“Someone who is African American has twice the risk of having a preterm birth of someone who is white, and that is even accounting for socioeconomic status,” Dr. Harris said.
In Florida, the percentage of preterm births for 2014 was 9.9 percent, and the rate for African American mothers was 13.3 percent, according to the National Center for Health Statistics.
“That is a real problem,” Dr. Harris said. “We are trying to figure out why that is.”
She said there are many questions that research has yet to answer, but there are things mothers can do, like getting prenatal care early, to decrease the chances of a preterm birth.
“There is a link between uninsured mothers and premature births,” she said. “We think part of that link is potentially not having access to prenatal care.”
Dr. Dikea Roussos-Ross is the medical director of CenteringPregnancy at UF Health. In this program, expectant mothers at the same point in their pregnancy receive prenatal care in a group setting.
“CenteringPregnancy has shown to decrease the incidence of preterm delivery in some studies up to 30 percent,” Roussos-Ross said.
This program works by increasing the compliance with prenatal care appointments, giving the expectant mother a support group and increasing the time they have with their doctors.
“Instead of having 5 to 7 minutes with your doctor, you really have an hour-and-a-half to two hours where you can discuss all aspects of your pregnancy in a group setting,” Dr. Roussos-Ross said.
March of Dimes gave Dr. Roussos-Ross a $25,000 grant to partially fund the program that started earlier this year. She said organizations like March of Dimes are advocates of this kind of program because of the result they’ve had in decreasing premature births.

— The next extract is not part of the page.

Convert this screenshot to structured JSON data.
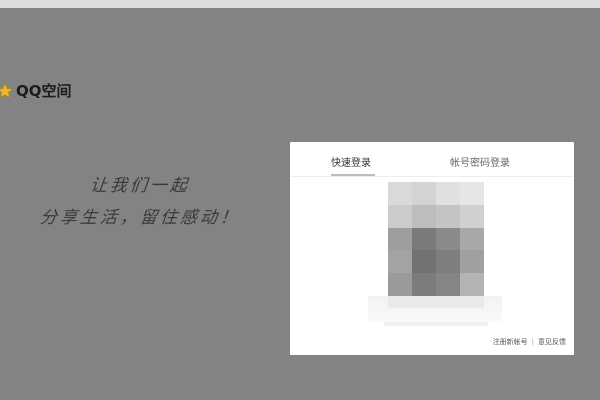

“Women are actively participating in their prenatal care,” she said. “It’s really an opportunity to get a lot more education during your pregnancy.”